ENTRIES SUPPLIED START

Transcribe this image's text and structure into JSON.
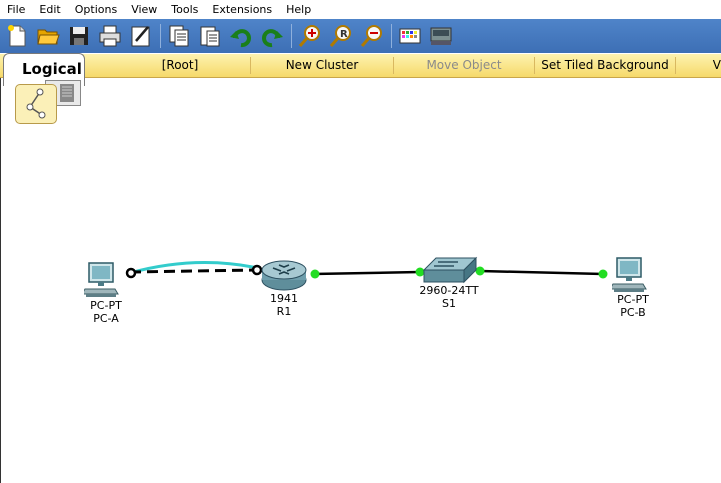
{
  "menu": [
    "File",
    "Edit",
    "Options",
    "View",
    "Tools",
    "Extensions",
    "Help"
  ],
  "toolbar_icons": [
    "new-file-icon",
    "open-folder-icon",
    "save-icon",
    "print-icon",
    "activity-wizard-icon",
    "copy-icon",
    "paste-icon",
    "undo-icon",
    "redo-icon",
    "zoom-in-icon",
    "zoom-reset-icon",
    "zoom-out-icon",
    "palette-icon",
    "custom-device-icon"
  ],
  "logical": {
    "tab_label": "Logical",
    "root": "[Root]",
    "new_cluster": "New Cluster",
    "move_object": "Move Object",
    "set_tiled_background": "Set Tiled Background",
    "extra": "V"
  },
  "devices": {
    "pc_a": {
      "model": "PC-PT",
      "name": "PC-A"
    },
    "r1": {
      "model": "1941",
      "name": "R1"
    },
    "s1": {
      "model": "2960-24TT",
      "name": "S1"
    },
    "pc_b": {
      "model": "PC-PT",
      "name": "PC-B"
    }
  },
  "colors": {
    "toolbar_bg": "#4677be",
    "logical_bar": "#f8e080",
    "link_up": "#22dd22",
    "console_cable": "#33cccc"
  }
}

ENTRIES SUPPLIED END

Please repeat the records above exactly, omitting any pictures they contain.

ANSWER TO THE EXERCISE:
Transcribe this image's text and structure into JSON.
{
  "menu": [
    "File",
    "Edit",
    "Options",
    "View",
    "Tools",
    "Extensions",
    "Help"
  ],
  "toolbar_icons": [
    "new-file-icon",
    "open-folder-icon",
    "save-icon",
    "print-icon",
    "activity-wizard-icon",
    "copy-icon",
    "paste-icon",
    "undo-icon",
    "redo-icon",
    "zoom-in-icon",
    "zoom-reset-icon",
    "zoom-out-icon",
    "palette-icon",
    "custom-device-icon"
  ],
  "logical": {
    "tab_label": "Logical",
    "root": "[Root]",
    "new_cluster": "New Cluster",
    "move_object": "Move Object",
    "set_tiled_background": "Set Tiled Background",
    "extra": "V"
  },
  "devices": {
    "pc_a": {
      "model": "PC-PT",
      "name": "PC-A"
    },
    "r1": {
      "model": "1941",
      "name": "R1"
    },
    "s1": {
      "model": "2960-24TT",
      "name": "S1"
    },
    "pc_b": {
      "model": "PC-PT",
      "name": "PC-B"
    }
  },
  "colors": {
    "toolbar_bg": "#4677be",
    "logical_bar": "#f8e080",
    "link_up": "#22dd22",
    "console_cable": "#33cccc"
  }
}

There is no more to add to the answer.